This was a book I reviewed ages ago, and decided to include this in this rehashed, repurposed post, for it is all about graphic novels after all!!
Rudyard Kipling’s Just So Comics
Title: Rudyard Kipling’s Just So Comics: Tales of the World’s Wildest Beasts
Author: Rudyard Kipling
Illustrator: Pedro Rodriguez
Length: 144 pages
Genre: Children’s Comics & Graphic Novels (8 – 11 years, and up)
Publisher: Stone Arch Books
Ever wonder how the leopard got his spots or how the elephant got his trunk? Well, look no further! In this comics compilation of Just So Stories, famed author and worldwide explorer Rudyard Kipling travels from the Horn of Africa to the deserts of India and discovers the truth behind four of the world’s wildest beasts.
Rudyard Kipling is definitely a well-loved author and even if people have not read him, many have definitely watched his stories come to like in ‘The Jungle Book’, ‘Kim’ and more.

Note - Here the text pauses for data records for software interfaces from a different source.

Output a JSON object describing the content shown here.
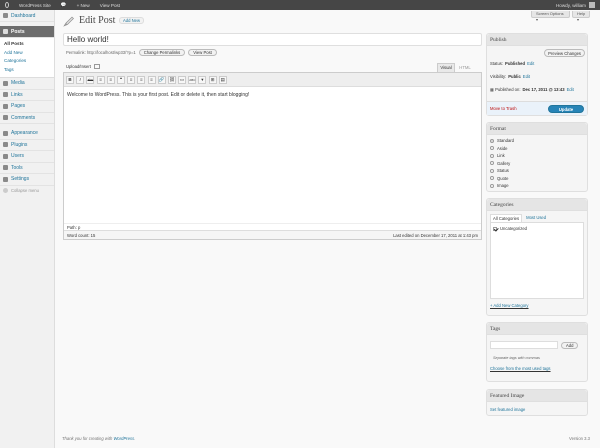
{
  "adminbar": {
    "site_name": "WordPress Site",
    "new_label": "New",
    "view_post": "View Post",
    "howdy": "Howdy, william"
  },
  "screen_meta": {
    "options": "Screen Options",
    "help": "Help"
  },
  "menu": {
    "dashboard": "Dashboard",
    "posts": "Posts",
    "posts_sub": [
      "All Posts",
      "Add New",
      "Categories",
      "Tags"
    ],
    "media": "Media",
    "links": "Links",
    "pages": "Pages",
    "comments": "Comments",
    "appearance": "Appearance",
    "plugins": "Plugins",
    "users": "Users",
    "tools": "Tools",
    "settings": "Settings",
    "collapse": "Collapse menu"
  },
  "header": {
    "title": "Edit Post",
    "add_new": "Add New"
  },
  "post": {
    "title": "Hello world!",
    "permalink_label": "Permalink:",
    "permalink_url": "http://localhost/wp33/?p=1",
    "change_permalinks": "Change Permalinks",
    "view_post": "View Post",
    "upload_insert": "Upload/Insert",
    "tab_visual": "Visual",
    "tab_html": "HTML",
    "toolbar": [
      "B",
      "I",
      "abc",
      "≡",
      "≡",
      "❝",
      "≡",
      "≡",
      "≡",
      "🔗",
      "⛓",
      "▭",
      "ABC",
      "▾",
      "⊞",
      "▤"
    ],
    "content": "Welcome to WordPress. This is your first post. Edit or delete it, then start blogging!",
    "path_label": "Path:",
    "path_value": "p",
    "word_count": "Word count: 15",
    "last_edited": "Last edited on December 17, 2011 at 1:43 pm"
  },
  "publish": {
    "heading": "Publish",
    "preview": "Preview Changes",
    "status_label": "Status:",
    "status_value": "Published",
    "visibility_label": "Visibility:",
    "visibility_value": "Public",
    "published_label": "Published on:",
    "published_value": "Dec 17, 2011 @ 13:43",
    "edit": "Edit",
    "trash": "Move to Trash",
    "update": "Update"
  },
  "format": {
    "heading": "Format",
    "options": [
      "Standard",
      "Aside",
      "Link",
      "Gallery",
      "Status",
      "Quote",
      "Image"
    ],
    "selected": "Standard"
  },
  "categories": {
    "heading": "Categories",
    "tab_all": "All Categories",
    "tab_most": "Most Used",
    "items": [
      "Uncategorized"
    ],
    "add_new": "+ Add New Category"
  },
  "tags": {
    "heading": "Tags",
    "add": "Add",
    "hint": "Separate tags with commas",
    "choose": "Choose from the most used tags"
  },
  "featured": {
    "heading": "Featured Image",
    "link": "Set featured image"
  },
  "footer": {
    "thanks": "Thank you for creating with",
    "wp_link": "WordPress",
    "version": "Version 3.3"
  },
  "colors": {
    "adminbar": "#464646",
    "link": "#21759b",
    "update_button": "#2784b7",
    "trash": "#bc0b0b"
  }
}
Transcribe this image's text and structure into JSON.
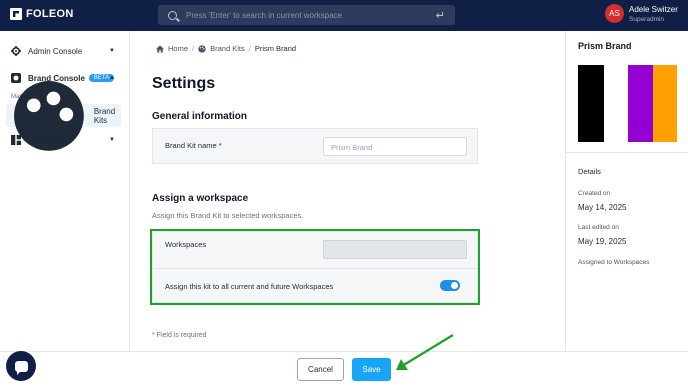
{
  "topbar": {
    "logo_text": "FOLEON",
    "search_placeholder": "Press 'Enter' to search in current workspace",
    "user_initials": "AS",
    "user_name": "Adele Switzer",
    "user_role": "Superadmin"
  },
  "sidebar": {
    "admin_console": "Admin Console",
    "brand_console": "Brand Console",
    "beta_badge": "BETA",
    "sub_label": "Manage account-level",
    "brand_kits": "Brand Kits",
    "workspaces": "Workspaces"
  },
  "breadcrumb": {
    "home": "Home",
    "brand_kits": "Brand Kits",
    "current": "Prism Brand"
  },
  "main": {
    "title": "Settings",
    "general_title": "General information",
    "brand_kit_name_label": "Brand Kit name *",
    "brand_kit_name_placeholder": "Prism Brand",
    "assign_title": "Assign a workspace",
    "assign_hint": "Assign this Brand Kit to selected workspaces.",
    "workspaces_label": "Workspaces",
    "toggle_label": "Assign this kit to all current and future Workspaces",
    "toggle_on": true,
    "required_note": "* Field is required"
  },
  "right_panel": {
    "title": "Prism Brand",
    "swatches": [
      "#000000",
      "#ffffff",
      "#9400d3",
      "#ff9f00"
    ],
    "details_heading": "Details",
    "created_label": "Created on",
    "created_value": "May 14, 2025",
    "edited_label": "Last edited on",
    "edited_value": "May 19, 2025",
    "assigned_label": "Assigned to Workspaces"
  },
  "footer": {
    "cancel": "Cancel",
    "save": "Save"
  },
  "colors": {
    "topbar": "#0f1f45",
    "highlight": "#22a12a",
    "primary": "#19a5f5"
  }
}
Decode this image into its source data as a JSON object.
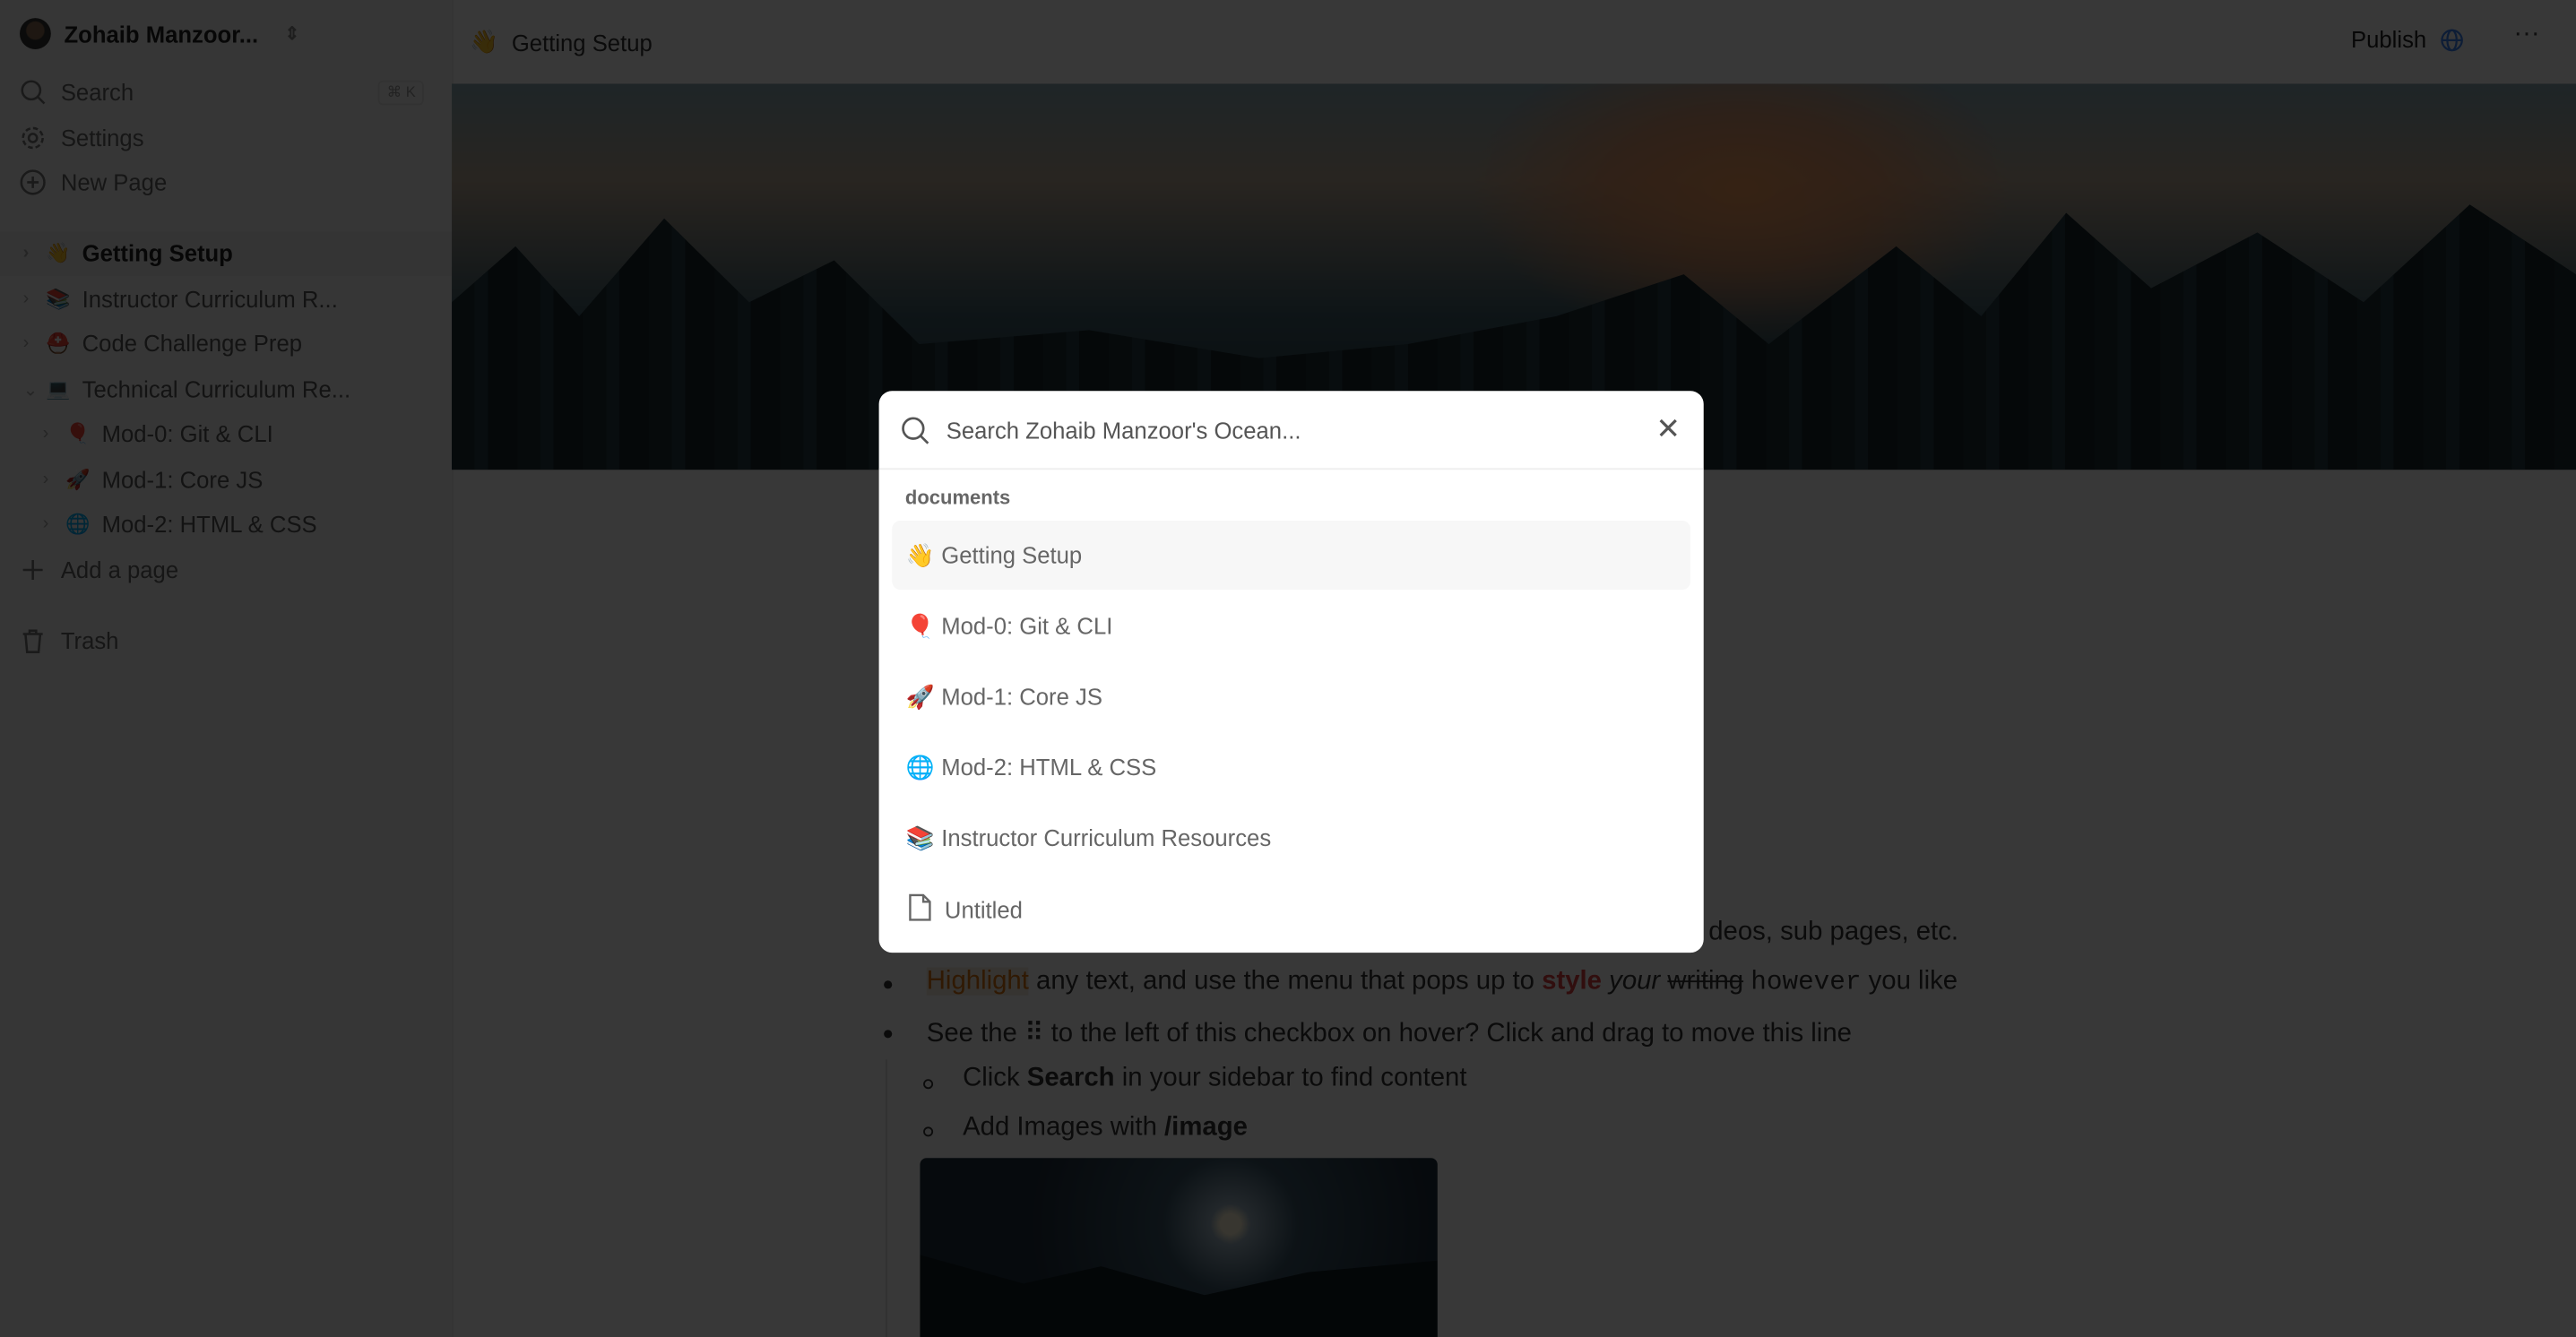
{
  "sidebar": {
    "workspace": "Zohaib Manzoor...",
    "search": "Search",
    "search_shortcut": "⌘ K",
    "settings": "Settings",
    "new_page": "New Page",
    "pages": [
      {
        "emoji": "👋",
        "label": "Getting Setup",
        "active": true
      },
      {
        "emoji": "📚",
        "label": "Instructor Curriculum R..."
      },
      {
        "emoji": "⛑️",
        "label": "Code Challenge Prep"
      },
      {
        "emoji": "💻",
        "label": "Technical Curriculum Re...",
        "expanded": true
      },
      {
        "emoji": "🎈",
        "label": "Mod-0: Git & CLI"
      },
      {
        "emoji": "🚀",
        "label": "Mod-1: Core JS"
      },
      {
        "emoji": "🌐",
        "label": "Mod-2: HTML & CSS"
      }
    ],
    "add_page": "Add a page",
    "trash": "Trash"
  },
  "header": {
    "emoji": "👋",
    "title": "Getting Setup",
    "publish": "Publish",
    "more": "···"
  },
  "content": {
    "line0_fragment": "deos, sub pages, etc.",
    "line1": {
      "highlight": "Highlight",
      "t1": " any text, and use the menu that pops up to ",
      "style": "style",
      "italic": "your",
      "strike": "writing",
      "mono": "however",
      "t2": " you like"
    },
    "line2": "See the ⠿ to the left of this checkbox on hover? Click and drag to move this line",
    "sub1": {
      "t1": "Click ",
      "bold": "Search",
      "t2": " in your sidebar to find content"
    },
    "sub2": {
      "t1": "Add Images with ",
      "bold": "/image"
    }
  },
  "search_modal": {
    "placeholder": "Search Zohaib Manzoor's Ocean...",
    "value": "",
    "section": "documents",
    "results": [
      {
        "emoji": "👋",
        "label": "Getting Setup"
      },
      {
        "emoji": "🎈",
        "label": "Mod-0: Git & CLI"
      },
      {
        "emoji": "🚀",
        "label": "Mod-1: Core JS"
      },
      {
        "emoji": "🌐",
        "label": "Mod-2: HTML & CSS"
      },
      {
        "emoji": "📚",
        "label": "Instructor Curriculum Resources"
      },
      {
        "emoji": "file-icon",
        "label": "Untitled"
      }
    ]
  }
}
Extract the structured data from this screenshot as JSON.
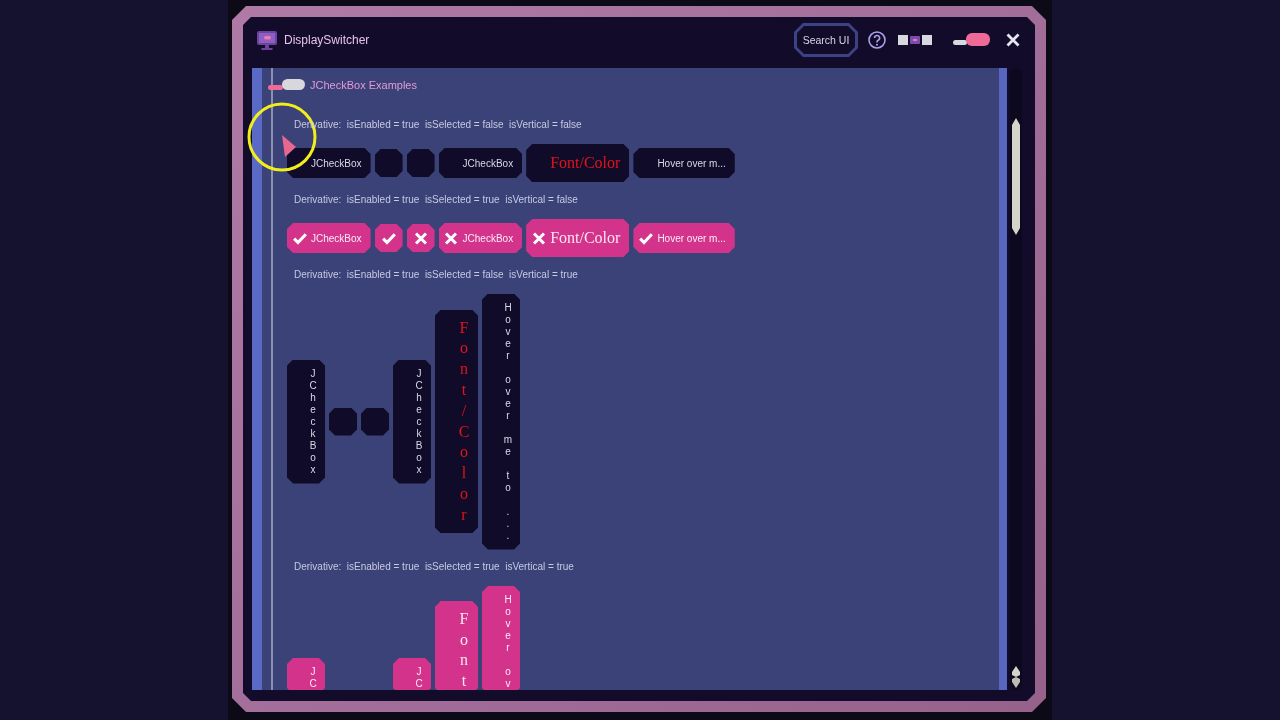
{
  "window": {
    "title": "DisplaySwitcher"
  },
  "title_bar": {
    "search_button": "Search UI",
    "toggle": {
      "on": true
    }
  },
  "panel": {
    "title": "JCheckBox Examples",
    "sections": [
      {
        "label": "Derivative:  isEnabled = true  isSelected = false  isVertical = false",
        "vertical": false,
        "items": [
          {
            "label": "JCheckBox",
            "selected": false,
            "custom_font": false
          },
          {
            "selected": false
          },
          {
            "selected": false
          },
          {
            "label": "JCheckBox",
            "selected": false,
            "custom_font": false
          },
          {
            "label": "Font/Color",
            "selected": false,
            "custom_font": true
          },
          {
            "label": "Hover over m...",
            "selected": false,
            "custom_font": false
          }
        ]
      },
      {
        "label": "Derivative:  isEnabled = true  isSelected = true  isVertical = false",
        "vertical": false,
        "items": [
          {
            "label": "JCheckBox",
            "selected": true,
            "custom_font": false,
            "kind": "check"
          },
          {
            "selected": true,
            "kind": "check"
          },
          {
            "selected": true,
            "kind": "cross"
          },
          {
            "label": "JCheckBox",
            "selected": true,
            "custom_font": false,
            "kind": "cross"
          },
          {
            "label": "Font/Color",
            "selected": true,
            "custom_font": true,
            "kind": "cross"
          },
          {
            "label": "Hover over m...",
            "selected": true,
            "custom_font": false,
            "kind": "check"
          }
        ]
      },
      {
        "label": "Derivative:  isEnabled = true  isSelected = false  isVertical = true",
        "vertical": true,
        "items": [
          {
            "label": "JCheckBox",
            "selected": false,
            "custom_font": false
          },
          {
            "selected": false
          },
          {
            "selected": false
          },
          {
            "label": "JCheckBox",
            "selected": false,
            "custom_font": false
          },
          {
            "label": "Font/Color",
            "selected": false,
            "custom_font": true
          },
          {
            "label": "Hover over me to ...",
            "selected": false,
            "custom_font": false
          }
        ]
      },
      {
        "label": "Derivative:  isEnabled = true  isSelected = true  isVertical = true",
        "vertical": true,
        "items": [
          {
            "label": "JC",
            "selected": true,
            "custom_font": false
          },
          {
            "label": "JC",
            "selected": true,
            "custom_font": false
          },
          {
            "label": "Font",
            "selected": true,
            "custom_font": true
          },
          {
            "label": "Hover ov",
            "selected": true,
            "custom_font": false
          }
        ]
      }
    ]
  }
}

His short stories are as delightful as his novels and pack a whole lot of wit, wisdom, and oodles of fun. You can read Rudyard Kipling’s original Just So Stories collection here online, thanks to Project Gutenberg.
This book is a graphic adaptation of some of his ‘Just So Stories’ and they are funny even in this retelling. The comics retain the original plots but tell them with a more modern twist on them and the wacky illustrations are a perfect accompaniment to the stories.
Each story has a research page in the beginning and a conclusion at the end that adds to the story. The book also includes a few fun facts on the main characters/animals at the end of each story.
Some of the included stories are How the Leopard got his Spots, How the Elephant got his Trunk , and How the Camel got his Hump.
My son’s comments on these stories
“They are funny and totally interesting. I laughed so hard my pants fell off. My favorite story is ‘The Lazy Camel’. “ (mine too!)
Get It Here
Disclaimer: Thank you to NetGalley for sending me a digital review copy of the book above. I was not compensated for my review. My thoughts on this book was in no way influenced by the author or publicist. They are my personal opinions formed when I read the book.
The Quirky Prompts
March 2021 Update: This were blogging prompts/questions I used to answer on a on-and-off basis and I included this one as it somehow matched that superlative theme I had going!
The first one from BlogHer from years ago (when I wrote this original post in 2013).
If you were a superhero, what would be your hidden superpower?
My hidden superpower – I guess would be lightning speed – in everything I do – then I would be finally able to accomplish all I plan to in the 24 hours each day and in life. Mind reading was a superpower I gave thought to but am not sure I would be comfortable with it at all. But I guess knowing exactly what powers the others possess will help. That might be a superpower I would love to have.
And Now, the End Of This Post
Dear reader, I would love to hear your thoughts on this post. Have you read any of the featured/mentioned books? Your thoughts on any that you have read, and similar recommendations for me are always welcome. What would be your hidden superpower?